Which Pitcher Has The Fastest Fastball Of All-Time?
15. Justin Verlander, 2007, 102 radar
Although this measurement came after 2006, Verlander’s speed of 102 was recorded on the Fox Sports Network radar gun, not PITCHf/x. We’ll still stick him on the list because he has topped 100 on multiple occasions. Anyway, it seems to have impressed Kate Upton.
14. Randy Johnson, 2004, 102.2 radar
The Big Unit popped off this pitch when he was a 40-year-old. Whenever we think of a Johnson fastball we remember John Kruk at the 1993 All-Star game, heart pounding and feeling lucky to be alive.
13. Steve Dalkowski, 1958, 102.5 artillery radar
Legend has it, Dalkowski could hit 120. But since he never reached the majors radar guns were rarely available at his games. The Nuke LaRosh character in the movie “Bull Durham” is based on Dalkowski, who had a 5.38 ERA for his minor league career.
12. Jonathan Broxton 102.6, 2009 PITCHf/x
Broxton certainly looks like a guy who can throw a baseball hard.
10. Bruce Rondon 102.8, 2013 PITCHf/x
The 23-year-old recently had Tommy John surgery and will miss the 2014 season. It’s unclear how much the procedure effects velocity — especially in younger pitchers — so it will be interesting to see how hard Rondon can throw in 2015.
9. 102.9 Yordona Ventura 102.9, 2014 PITCHf/x
The young fire baller is the hardest throwing starting pitcher in the PITCHf/x era.
8. Goose Goosage 103, 1978 radar
Goosage played in an era in which relief pitchers were required to have awesome facial hair. And his fastball was even more impressive than his ‘stache.
7. Mark Wohlers 103, 1995 radar
Wohlers was the much less obnoxious of the two hard-throwing closers the Braves rolled out during their run of 14 straight division titles.
6. Henry Rodriguez 103.2, 2010 PITCHf/x
Rodriguez’s lack of control (career walk rate of 6.2 BB per nine innings) makes him a fairly horrifying pitcher to stand in against.
4. Joel Zumaya 104.8, 2006 PITCHf/x
Zumaya’s career was also greatly impacted by injuries; he was just 25 when he last pitched in 2010, and officially retired earlier this year.
2. Bob Feller 107.6, 1946, artillery radar
The radar actually had Feller at 98.6 MPH. But the reading was taken when the pitch crossed the plate, whereas more modern measures are done at 50 feet. Feller’s fifty feet equivalent (FFE) is calculated to be 107.6. For comparison sake, Chapman’s 105.1 fastball crossed the plate at 96.5.

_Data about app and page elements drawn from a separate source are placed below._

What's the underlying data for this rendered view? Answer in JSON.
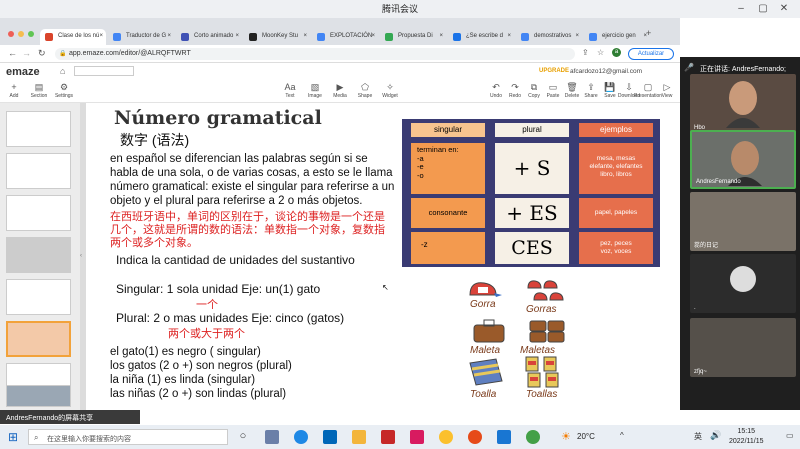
{
  "meeting": {
    "title": "腾讯会议"
  },
  "browser": {
    "tabs": [
      {
        "label": "Clase de los nú",
        "color": "#d9442b"
      },
      {
        "label": "Traductor de G",
        "color": "#4285f4"
      },
      {
        "label": "Corto animado",
        "color": "#3f51b5"
      },
      {
        "label": "MoonKey Stu",
        "color": "#222222"
      },
      {
        "label": "EXPLOTACIÓN",
        "color": "#4285f4"
      },
      {
        "label": "Propuesta Di",
        "color": "#34a853"
      },
      {
        "label": "¿Se escribe d",
        "color": "#1a73e8"
      },
      {
        "label": "demostrativos",
        "color": "#4285f4"
      },
      {
        "label": "ejercicio gen",
        "color": "#4285f4"
      }
    ],
    "url": "app.emaze.com/editor/@ALRQFTWRT",
    "update_label": "Actualizar"
  },
  "emaze": {
    "logo": "emaze",
    "upgrade": "UPGRADE",
    "email": "afcardozo12@gmail.com",
    "left_tools": [
      {
        "label": "Add",
        "icon": "+"
      },
      {
        "label": "Section",
        "icon": "▤"
      },
      {
        "label": "Settings",
        "icon": "⚙"
      }
    ],
    "tools": [
      {
        "label": "Text",
        "icon": "Aa"
      },
      {
        "label": "Image",
        "icon": "▧"
      },
      {
        "label": "Media",
        "icon": "▶"
      },
      {
        "label": "Shape",
        "icon": "⬠"
      },
      {
        "label": "Widget",
        "icon": "✧"
      }
    ],
    "right_tools": [
      {
        "label": "Undo",
        "icon": "↶"
      },
      {
        "label": "Redo",
        "icon": "↷"
      },
      {
        "label": "Copy",
        "icon": "⧉"
      },
      {
        "label": "Paste",
        "icon": "▭"
      },
      {
        "label": "Delete",
        "icon": "🗑"
      },
      {
        "label": "Share",
        "icon": "⇪"
      },
      {
        "label": "Save",
        "icon": "💾"
      },
      {
        "label": "Download",
        "icon": "⇩"
      },
      {
        "label": "Presentation",
        "icon": "▢"
      },
      {
        "label": "View",
        "icon": "▷"
      }
    ]
  },
  "slide": {
    "title": "Número gramatical",
    "subtitle_zh": "数字 (语法)",
    "intro_es": [
      "en español se diferencian las palabras según si se",
      "habla de una sola, o de varias cosas, a esto se le llama",
      "número gramatical: existe el singular para referirse a un",
      "objeto y el plural para referirse a 2 o más objetos."
    ],
    "intro_zh": [
      "在西班牙语中，单词的区别在于，谈论的事物是一个还是",
      "几个，这就是所谓的数的语法：单数指一个对象，复数指",
      "两个或多个对象。"
    ],
    "indica": "Indica la cantidad de unidades del sustantivo",
    "singular_line": "Singular:  1 sola unidad Eje: un(1) gato",
    "singular_zh": "一个",
    "plural_line": "Plural: 2 o mas unidades Eje: cinco (gatos)",
    "plural_zh": "两个或大于两个",
    "examples": [
      "el gato(1) es negro ( singular)",
      "los gatos (2 o +) son negros (plural)",
      "la niña (1) es linda (singular)",
      "las niñas (2 o +)  son lindas (plural)"
    ],
    "table": {
      "headers": [
        "singular",
        "plural",
        "ejemplos"
      ],
      "rows": [
        {
          "singular": "terminan en:\n-a\n-e\n-o",
          "plural": "+ S",
          "ejemplos": "mesa, mesas\nelefante, elefantes\nlibro, libros"
        },
        {
          "singular": "consonante",
          "plural": "+ ES",
          "ejemplos": "papel, papeles"
        },
        {
          "singular": "-z",
          "plural": "CES",
          "ejemplos": "pez, peces\nvoz, voces"
        }
      ]
    },
    "drawings": [
      {
        "label": "Gorra"
      },
      {
        "label": "Gorras"
      },
      {
        "label": "Maleta"
      },
      {
        "label": "Maletas"
      },
      {
        "label": "Toalla"
      },
      {
        "label": "Toallas"
      }
    ]
  },
  "zoom": {
    "speaking": "正在讲话: AndresFernando;",
    "participants": [
      {
        "name": "Hbo"
      },
      {
        "name": "AndresFernando"
      },
      {
        "name": "蕊的日记"
      },
      {
        "name": "."
      },
      {
        "name": "zfjq~"
      }
    ],
    "share_banner": "AndresFernando的屏幕共享"
  },
  "taskbar": {
    "search_placeholder": "在这里输入你要搜索的内容",
    "temperature": "20°C",
    "ime": "英",
    "time": "15:15",
    "date": "2022/11/15"
  }
}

1. Nolan Ryan 108.1, 1974 dopler radar
No big shocker that Ryan owns the fastest pitch of all-time. This one is also FFE; it crossed the plate at 99.1.